The list of victims at the hands of the coronavirus pandemic is long, far too long. It may even be an unquantifiable number.

There are, of course, the sick, dead, and dying. There are people who will miss out on the opportunity for routine screeners – like colonoscopies and mammograms – and undoubtedly pay the price for late diagnosed cancer. There are people who have lost jobs, will lose jobs, suffer turmoil in their marriages and miss payments on all sorts of debt. There is an inconceivable amount of ruin happening around all of us.

So why are people crying victim over having to wear a mask, getting forced into suffering through virtual school, missing out on a trip to the bar, and living through things we would have otherwise called inconveniences.

Not so long ago, I shared a picture on social media. In it, I am wearing one of the few N95 respirators I had in stock from before the pandemic and a pulse oximeter. It was my attempt to show that wearing a mask is hardly a difficult thing to do. To my surprise, the post went viral on Twitter. It quickly racked up over 2 and a half million engagements. It was my first time going viral, and I must admit… it was pretty cool.

Here’s the tweet:

I also shared the photo to my Facebook page.

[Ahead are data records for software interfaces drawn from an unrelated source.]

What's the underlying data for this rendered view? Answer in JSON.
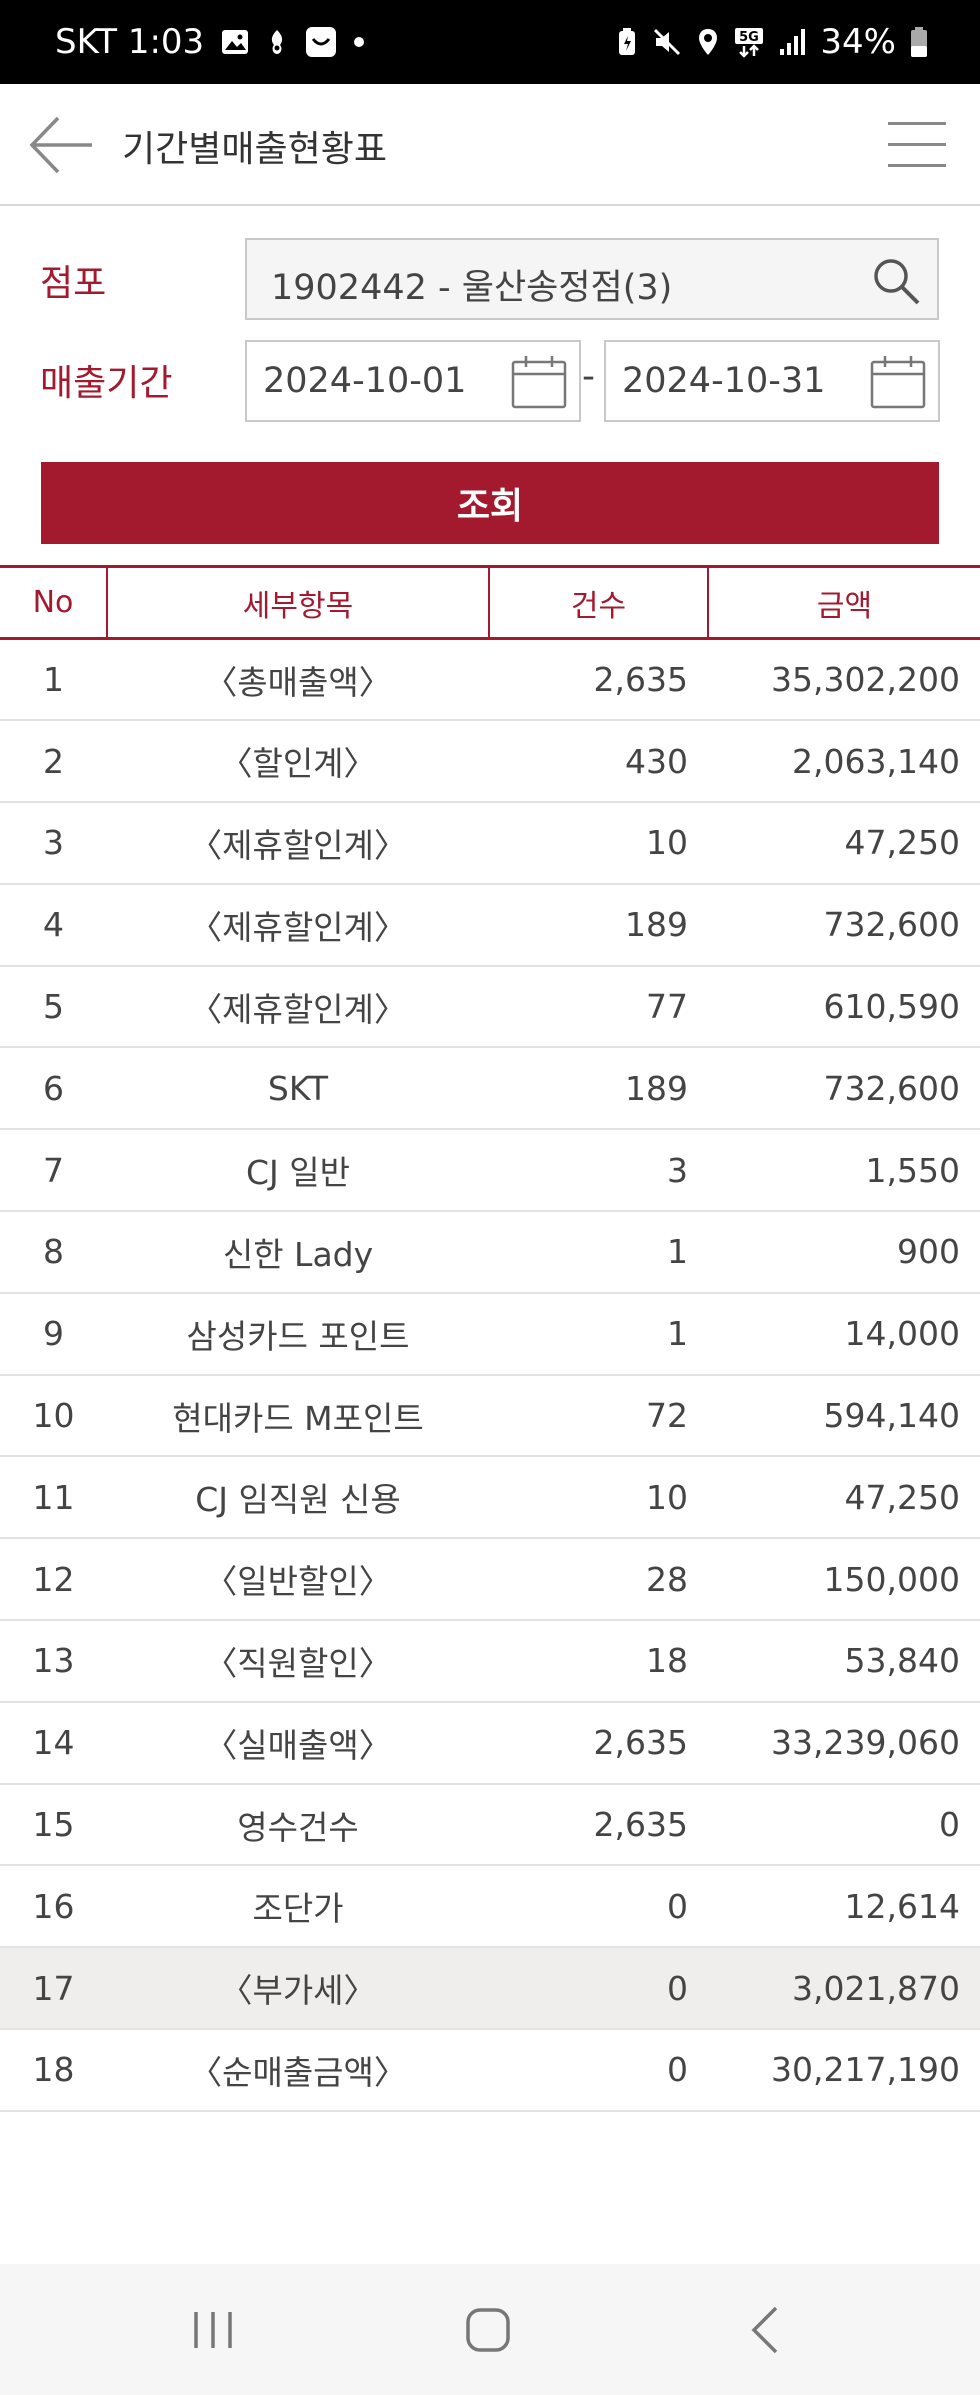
{
  "status_bar": {
    "time": "SKT 1:03",
    "battery": "34%"
  },
  "header": {
    "title": "기간별매출현황표"
  },
  "form": {
    "store_label": "점포",
    "store_value": "1902442 - 울산송정점(3)",
    "period_label": "매출기간",
    "start_date": "2024-10-01",
    "date_separator": "-",
    "end_date": "2024-10-31",
    "query_button": "조회"
  },
  "table": {
    "headers": {
      "no": "No",
      "item": "세부항목",
      "count": "건수",
      "amount": "금액"
    },
    "rows": [
      {
        "no": "1",
        "item": "〈총매출액〉",
        "count": "2,635",
        "amount": "35,302,200"
      },
      {
        "no": "2",
        "item": "〈할인계〉",
        "count": "430",
        "amount": "2,063,140"
      },
      {
        "no": "3",
        "item": "〈제휴할인계〉",
        "count": "10",
        "amount": "47,250"
      },
      {
        "no": "4",
        "item": "〈제휴할인계〉",
        "count": "189",
        "amount": "732,600"
      },
      {
        "no": "5",
        "item": "〈제휴할인계〉",
        "count": "77",
        "amount": "610,590"
      },
      {
        "no": "6",
        "item": "SKT",
        "count": "189",
        "amount": "732,600"
      },
      {
        "no": "7",
        "item": "CJ 일반",
        "count": "3",
        "amount": "1,550"
      },
      {
        "no": "8",
        "item": "신한 Lady",
        "count": "1",
        "amount": "900"
      },
      {
        "no": "9",
        "item": "삼성카드 포인트",
        "count": "1",
        "amount": "14,000"
      },
      {
        "no": "10",
        "item": "현대카드 M포인트",
        "count": "72",
        "amount": "594,140"
      },
      {
        "no": "11",
        "item": "CJ 임직원 신용",
        "count": "10",
        "amount": "47,250"
      },
      {
        "no": "12",
        "item": "〈일반할인〉",
        "count": "28",
        "amount": "150,000"
      },
      {
        "no": "13",
        "item": "〈직원할인〉",
        "count": "18",
        "amount": "53,840"
      },
      {
        "no": "14",
        "item": "〈실매출액〉",
        "count": "2,635",
        "amount": "33,239,060"
      },
      {
        "no": "15",
        "item": "영수건수",
        "count": "2,635",
        "amount": "0"
      },
      {
        "no": "16",
        "item": "조단가",
        "count": "0",
        "amount": "12,614"
      },
      {
        "no": "17",
        "item": "〈부가세〉",
        "count": "0",
        "amount": "3,021,870"
      },
      {
        "no": "18",
        "item": "〈순매출금액〉",
        "count": "0",
        "amount": "30,217,190"
      }
    ]
  },
  "colors": {
    "accent": "#a3192e",
    "highlight_row": "#f0eeec"
  }
}
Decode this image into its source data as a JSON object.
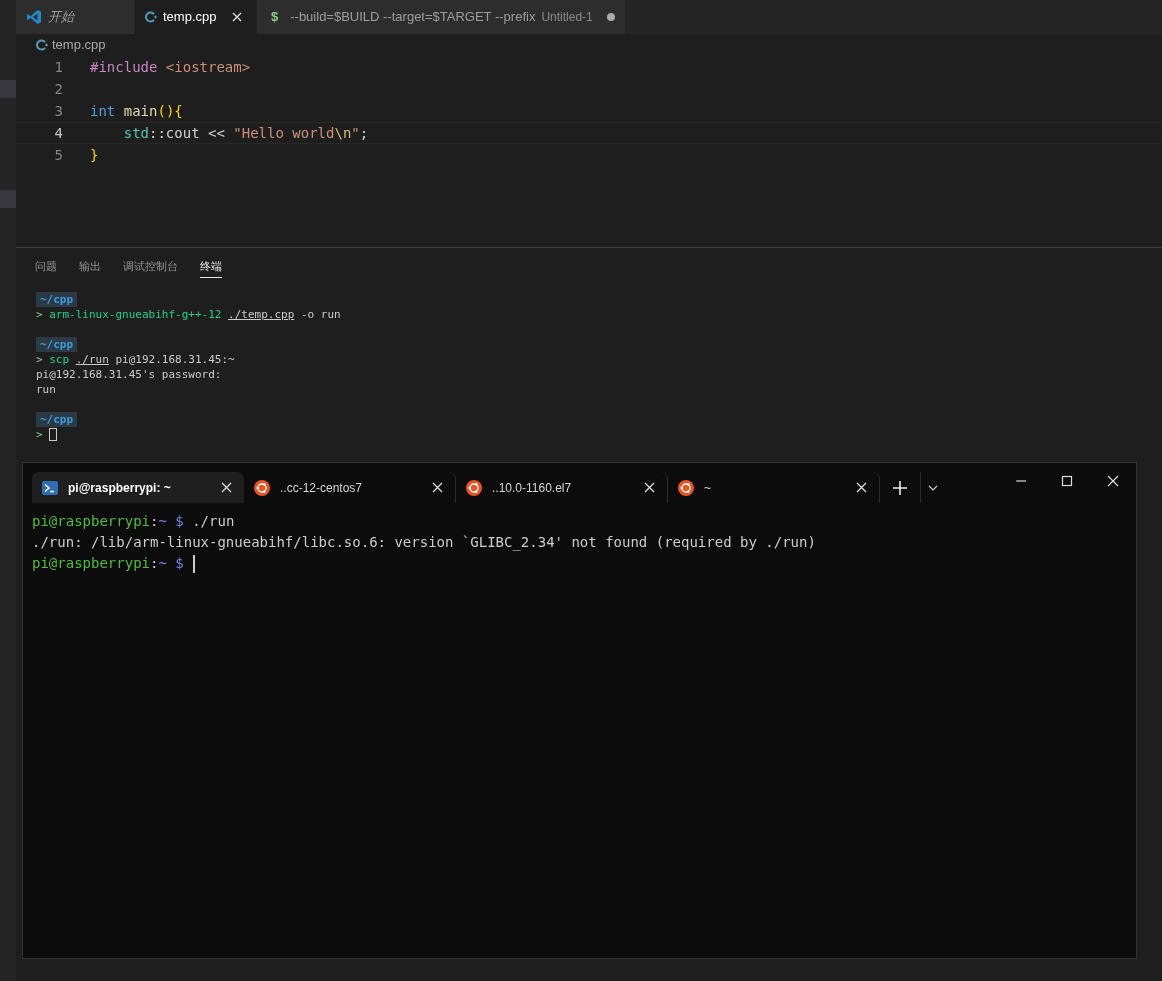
{
  "editor_tabs": [
    {
      "kind": "welcome",
      "label": "开始",
      "selected": false
    },
    {
      "kind": "file",
      "label": "temp.cpp",
      "selected": true
    },
    {
      "kind": "untitled",
      "icon_text": "$",
      "label": "--build=$BUILD --target=$TARGET --prefix",
      "description": "Untitled-1",
      "selected": false
    }
  ],
  "breadcrumb": "temp.cpp",
  "code_lines": [
    {
      "number": "1",
      "current": false,
      "tokens": [
        {
          "kind": "preproc",
          "text": "#include"
        },
        {
          "kind": "string",
          "text": " <iostream>"
        }
      ]
    },
    {
      "number": "2",
      "current": false
    },
    {
      "number": "3",
      "current": false,
      "tokens": [
        {
          "kind": "type",
          "text": "int"
        },
        {
          "kind": "func",
          "text": " main"
        },
        {
          "kind": "bracket",
          "text": "(){"
        }
      ]
    },
    {
      "number": "4",
      "current": true,
      "tokens": [
        {
          "kind": "namespace",
          "text": "    std"
        },
        {
          "kind": "plain",
          "text": "::cout << "
        },
        {
          "kind": "string",
          "text": "\"Hello world"
        },
        {
          "kind": "escape",
          "text": "\\n"
        },
        {
          "kind": "string",
          "text": "\""
        },
        {
          "kind": "plain",
          "text": ";"
        }
      ]
    },
    {
      "number": "5",
      "current": false,
      "tokens": [
        {
          "kind": "bracket",
          "text": "}"
        }
      ]
    }
  ],
  "panel_tabs": [
    {
      "label": "问题",
      "selected": false
    },
    {
      "label": "输出",
      "selected": false
    },
    {
      "label": "调试控制台",
      "selected": false
    },
    {
      "label": "终端",
      "selected": true
    }
  ],
  "panel_terminal": [
    {
      "kind": "path",
      "text": "~/cpp"
    },
    {
      "kind": "command",
      "segments": [
        {
          "kind": "arrow",
          "text": "> "
        },
        {
          "kind": "cmd",
          "text": "arm-linux-gnueabihf-g++-12 "
        },
        {
          "kind": "link",
          "text": "./temp.cpp"
        },
        {
          "kind": "plain",
          "text": " -o run"
        }
      ]
    },
    {
      "kind": "blank"
    },
    {
      "kind": "path",
      "text": "~/cpp"
    },
    {
      "kind": "command",
      "segments": [
        {
          "kind": "arrow",
          "text": "> "
        },
        {
          "kind": "cmd",
          "text": "scp "
        },
        {
          "kind": "link",
          "text": "./run"
        },
        {
          "kind": "plain",
          "text": " pi@192.168.31.45:~"
        }
      ]
    },
    {
      "kind": "output",
      "text": "pi@192.168.31.45's password:"
    },
    {
      "kind": "output",
      "text": "run"
    },
    {
      "kind": "blank"
    },
    {
      "kind": "path",
      "text": "~/cpp"
    },
    {
      "kind": "command",
      "segments": [
        {
          "kind": "arrow",
          "text": "> "
        },
        {
          "kind": "cursor"
        }
      ]
    }
  ],
  "terminal_window": {
    "tabs": [
      {
        "kind": "powershell",
        "label": "pi@raspberrypi: ~",
        "selected": true
      },
      {
        "kind": "ubuntu",
        "label": "..cc-12-centos7",
        "selected": false
      },
      {
        "kind": "ubuntu",
        "label": "..10.0-1160.el7",
        "selected": false
      },
      {
        "kind": "ubuntu",
        "label": "~",
        "selected": false
      }
    ],
    "lines": [
      {
        "segments": [
          {
            "kind": "user",
            "text": "pi@raspberrypi"
          },
          {
            "kind": "plain",
            "text": ":"
          },
          {
            "kind": "path",
            "text": "~ $"
          },
          {
            "kind": "plain",
            "text": " ./run"
          }
        ]
      },
      {
        "segments": [
          {
            "kind": "plain",
            "text": "./run: /lib/arm-linux-gnueabihf/libc.so.6: version `GLIBC_2.34' not found (required by ./run)"
          }
        ]
      },
      {
        "segments": [
          {
            "kind": "user",
            "text": "pi@raspberrypi"
          },
          {
            "kind": "plain",
            "text": ":"
          },
          {
            "kind": "path",
            "text": "~ $"
          },
          {
            "kind": "cursor"
          }
        ]
      }
    ]
  }
}
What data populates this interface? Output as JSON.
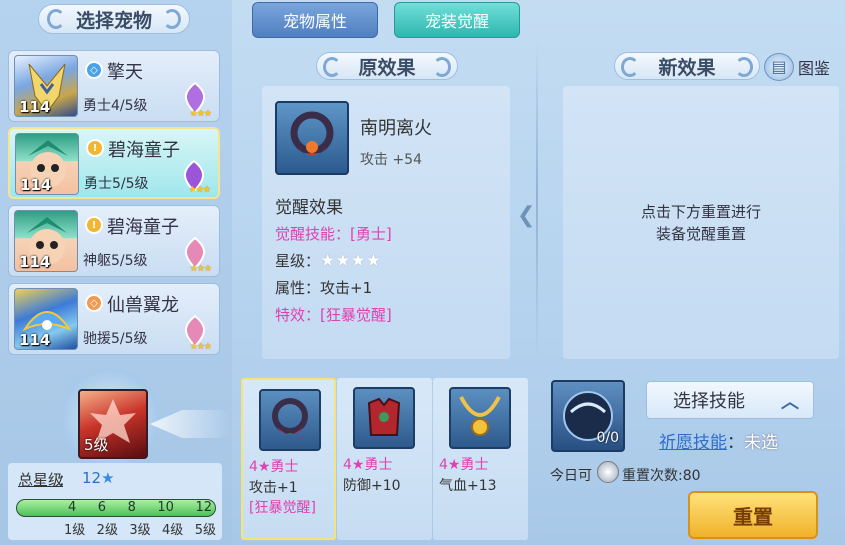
{
  "left": {
    "title": "选择宠物",
    "pets": [
      {
        "level": "114",
        "name": "擎天",
        "rank": "勇士4/5级",
        "badge_color": "#4aa3e8"
      },
      {
        "level": "114",
        "name": "碧海童子",
        "rank": "勇士5/5级",
        "badge_color": "#f2b632"
      },
      {
        "level": "114",
        "name": "碧海童子",
        "rank": "神躯5/5级",
        "badge_color": "#f2b632"
      },
      {
        "level": "114",
        "name": "仙兽翼龙",
        "rank": "驰援5/5级",
        "badge_color": "#f29a52"
      }
    ],
    "skill_level": "5级",
    "total_star_label": "总星级",
    "total_star_value": "12",
    "star_marks": [
      "4",
      "6",
      "8",
      "10",
      "12"
    ],
    "level_marks": [
      "1级",
      "2级",
      "3级",
      "4级",
      "5级"
    ],
    "star_progress_fraction": 1.0
  },
  "tabs": [
    {
      "label": "宠物属性",
      "active": false
    },
    {
      "label": "宠装觉醒",
      "active": true
    }
  ],
  "original": {
    "title": "原效果",
    "item_name": "南明离火",
    "item_attack": "攻击 +54",
    "awaken_title": "觉醒效果",
    "skill_line": "觉醒技能：[勇士]",
    "star_line_label": "星级：",
    "star_line_stars": "★★★★",
    "attr_line": "属性：攻击+1",
    "special_line": "特效：[狂暴觉醒]"
  },
  "new_effect": {
    "title": "新效果",
    "codex_label": "图鉴",
    "hint_line1": "点击下方重置进行",
    "hint_line2": "装备觉醒重置"
  },
  "items": [
    {
      "rank": "4★勇士",
      "stat": "攻击+1",
      "extra": "[狂暴觉醒]",
      "selected": true
    },
    {
      "rank": "4★勇士",
      "stat": "防御+10",
      "extra": "",
      "selected": false
    },
    {
      "rank": "4★勇士",
      "stat": "气血+13",
      "extra": "",
      "selected": false
    }
  ],
  "bottom_right": {
    "counter": "0/0",
    "select_skill": "选择技能",
    "wish_skill_label": "祈愿技能",
    "wish_skill_sep": "：",
    "wish_skill_value": "未选",
    "today_label": "今日可",
    "reset_count_label": "重置次数:80",
    "reset_button": "重置"
  },
  "colors": {
    "accent_pink": "#e23fb0",
    "tab_active": "#3bc9c2",
    "tab_inactive": "#5b8ac4"
  }
}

It didn’t take off on Facebook like it did on Twitter until earlier this week. For whatever reason, a page with many millions of likes shared the post. In a matter of minutes my account was inundated with notifications – likes, comments and shares. Lots voiced their support for the photo, but many engaged in hostile toxicity of the kind I have never seen in my life – on both sides of the debate (as if what happened could be considered a debate).

I deleted the post. Aside from the threat of it being overtaken by bot accounts, I couldn’t stomach the possibility that my page would be a place for such nastiness.

I look at my own life. Yeah, it sucks that I have yet to meet my niece. Darcy and I are waiting the full two-week cycle from the moment Sydney left the hospital. It’s an inconvenience yes, and it really sucks, but when do finally meet her, it will be a moment unlike any other!

It sucks that my next year in graduate school will look nothing like the past year. I am definitely not getting the exact thing I intended to get when I enrolled in the program and put my first tuition payment down, but the experience of surviving a crisis inside a new community is one worth celebrating. In fact, I even think that virtual learning should be part of the norm – especially for people who need it! More on my thoughts here.

It also sucks that every single one of my plans that I had lined up for the summer was destroyed. Instead, Darcy and I are making new memories together.

Yeah, it sucks I have to wear a mask everywhere, but I do it.

That said, all the above certainly does not give me the power to call myself a victim of the coronavirus pandemic.

I am not a victim of suffering some inconveniences. Inconveniences are part of life. I have been fortunate enough to stay free of the critical illness millions have faced.

It’s okay to sweat the small stuff. It’s okay to be disappointed that some of my summer plans are ruined. It’s okay I feel frustrated I may lose part of the graduate school experience I signed up for. It’s okay I am sad about the delay in meeting my niece.

It’s okay to feel any sort of emotion about whatever this pandemic has taken from us.

But I think it is important we do not take the pain and loss away from the people around us who are suffering the dire consequences of our collective inaction to slow the spread. As a world, we will need to grieve this loss together, while making sure we do not diminish the hell folks are going through and will continue to go through until this is all over. My heart goes out to the friends I have seen come down with the coronavirus. My heart especially aches for my friends who have had to spend time in ICU. This pandemic maintains a different meaning for them than it does for me. I stand hopeful and supportive for their continued recovery.

The commenters on my viral Facebook post were absolutely appropriating the pain coronavirus victims have suffered for their own agendas – for or against universal masking.

I have had enough of the toxicity and the political owns levied at the expense of our fellow human. That, more than anything this pandemic has done to me, has left me feeling frustrated. It frustrates me that this invisible enemy we all face is tearing at the seams of our what should be unity. I hope long after this point in time we are able to amplify the voices of the survivors of this pandemic, not the folks who are victims of having to wear a mask or suffer through a few more months of Zoom meetings.